We will do just that in the following steps, but we will also separate the pixels into darken and lighten pixels for more precise control of the sharpening process.

Separate Darken and Lighten Pixels

Now, copy the sharpened original copy layer by dragging it to the new layer icon. You’ll end up with original copy 2.

Double click on original copy and rename it darken.

Double click on original copy 2 and rename it lighten.

Select the darken layer by clicking on that layer.

Set the blending mode to darken: See where it says, Normal in a drop down box at the top of the Layers Panel?

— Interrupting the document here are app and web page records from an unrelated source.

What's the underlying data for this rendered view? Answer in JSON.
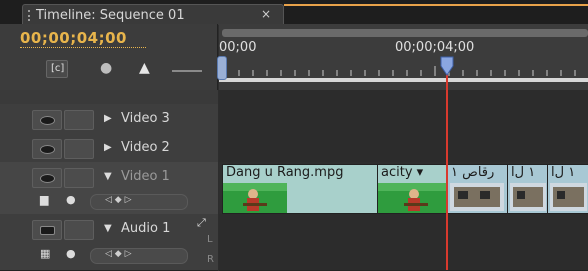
{
  "panel": {
    "tab_title": "Timeline: Sequence 01",
    "close_glyph": "×",
    "current_timecode": "00;00;04;00"
  },
  "toolbar": {
    "snap_icon": "snap-icon",
    "marker_icon": "marker-icon",
    "set_marker_icon": "set-marker-icon",
    "snap_glyph": "[c]",
    "marker_glyph": "●",
    "set_marker_glyph": "▲"
  },
  "ruler": {
    "labels": [
      "00;00",
      "00;00;04;00"
    ]
  },
  "tracks": {
    "video3": {
      "name": "Video 3"
    },
    "video2": {
      "name": "Video 2"
    },
    "video1": {
      "name": "Video 1"
    },
    "audio1": {
      "name": "Audio 1"
    },
    "keynav_glyphs": "◁ ◆ ▷",
    "expand_glyph": "▶",
    "collapse_glyph": "▼"
  },
  "clips": [
    {
      "label": "Dang u Rang.mpg",
      "kind": "video"
    },
    {
      "label": "acity ▾",
      "kind": "opacity-menu"
    },
    {
      "label": "ﺭﻗﺎﺹ ١",
      "kind": "video"
    },
    {
      "label": "١ ﻝﺍ",
      "kind": "video"
    },
    {
      "label": "١ ﻝﺍ",
      "kind": "video"
    }
  ],
  "audio_side_labels": [
    "L",
    "R"
  ],
  "colors": {
    "timecode": "#e8b54c",
    "playhead": "#d83a2e",
    "clip_video": "#a8d0cb",
    "tab_accent": "#e8a24a"
  }
}
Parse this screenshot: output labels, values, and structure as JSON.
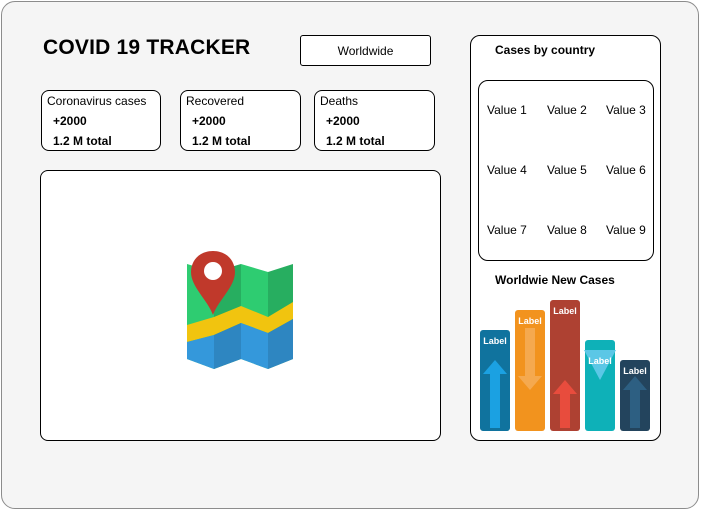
{
  "header": {
    "title": "COVID 19 TRACKER",
    "region_button": "Worldwide"
  },
  "stats": [
    {
      "label": "Coronavirus cases",
      "today": "+2000",
      "total": "1.2 M total"
    },
    {
      "label": "Recovered",
      "today": "+2000",
      "total": "1.2 M total"
    },
    {
      "label": "Deaths",
      "today": "+2000",
      "total": "1.2 M total"
    }
  ],
  "sidebar": {
    "cases_title": "Cases by country",
    "values": [
      "Value 1",
      "Value 2",
      "Value 3",
      "Value 4",
      "Value 5",
      "Value 6",
      "Value 7",
      "Value 8",
      "Value 9"
    ],
    "chart_title": "Worldwie New Cases"
  },
  "chart": {
    "labels": [
      "Label",
      "Label",
      "Label",
      "Label",
      "Label"
    ],
    "directions": [
      "up",
      "down",
      "up",
      "down",
      "up"
    ],
    "colors": [
      "#10739e",
      "#f2931e",
      "#ae4132",
      "#23a6b5",
      "#23445d"
    ]
  },
  "icons": {
    "map": "map-pin-icon"
  }
}
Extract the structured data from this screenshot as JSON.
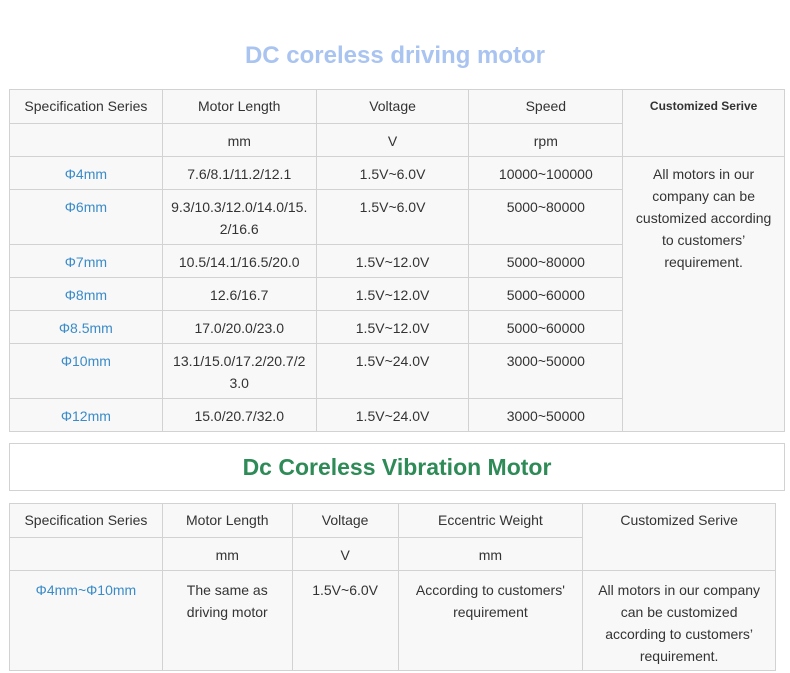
{
  "section1": {
    "title": "DC coreless driving motor",
    "headers": {
      "series": "Specification Series",
      "length": "Motor Length",
      "voltage": "Voltage",
      "speed": "Speed",
      "custom": "Customized Serive"
    },
    "units": {
      "length": "mm",
      "voltage": "V",
      "speed": "rpm"
    },
    "custom_text": "All motors in our company can be customized according to customers’ requirement.",
    "rows": [
      {
        "series": "Φ4mm",
        "length": "7.6/8.1/11.2/12.1",
        "voltage": "1.5V~6.0V",
        "speed": "10000~100000"
      },
      {
        "series": "Φ6mm",
        "length": "9.3/10.3/12.0/14.0/15.2/16.6",
        "voltage": "1.5V~6.0V",
        "speed": "5000~80000"
      },
      {
        "series": "Φ7mm",
        "length": "10.5/14.1/16.5/20.0",
        "voltage": "1.5V~12.0V",
        "speed": "5000~80000"
      },
      {
        "series": "Φ8mm",
        "length": "12.6/16.7",
        "voltage": "1.5V~12.0V",
        "speed": "5000~60000"
      },
      {
        "series": "Φ8.5mm",
        "length": "17.0/20.0/23.0",
        "voltage": "1.5V~12.0V",
        "speed": "5000~60000"
      },
      {
        "series": "Φ10mm",
        "length": "13.1/15.0/17.2/20.7/23.0",
        "voltage": "1.5V~24.0V",
        "speed": "3000~50000"
      },
      {
        "series": "Φ12mm",
        "length": "15.0/20.7/32.0",
        "voltage": "1.5V~24.0V",
        "speed": "3000~50000"
      }
    ]
  },
  "section2": {
    "title": "Dc Coreless Vibration Motor",
    "headers": {
      "series": "Specification Series",
      "length": "Motor Length",
      "voltage": "Voltage",
      "weight": "Eccentric Weight",
      "custom": "Customized Serive"
    },
    "units": {
      "length": "mm",
      "voltage": "V",
      "weight": "mm"
    },
    "row": {
      "series": "Φ4mm~Φ10mm",
      "length": "The same as driving motor",
      "voltage": "1.5V~6.0V",
      "weight": "According to customers' requirement",
      "custom": "All motors in our company can be customized according to customers’ requirement."
    }
  }
}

Click on the down arrow and select “Darken”:

Select the lighten layer by clicking on that layer.

Set the blending mode to lighten: Click on the down arrow and select “Lighten”:

What we have done is separate the darken and lighten pixels into two layers. Now, we can control each layer separately.

Adjust Sharpness

If you are following this tutorial in your own Photoshop Elements and using our image, you’ll notice that the lighten pixels (the highlights) are a bit too bright. (You might have to zoom in 200% to see things clearer.)

Click on the lighten layer to select it and adjust the Opacity until you are satisfied. (Ensure Preview is ON.) In my case, I select 26%.

Likewise, select the darken layer and adjust the Opacity until the darken pixels (the dark edges) just “jump out.” I select 90%.

Each picture you sharpen will require different values, so if you are using your own image, adjust to your own liking.

Here is the original (unsharpened) version:

Original unsharpened image
Original unsharpened image

And here is my final (sharpened) result:

Sharpened image
Sharpened image

Save this final work (in our example, as IMG0001.psd) and publish for Web (File – Save for Web…) and choose as Medium or High quality.

There, you have it. Pretty simple, huh?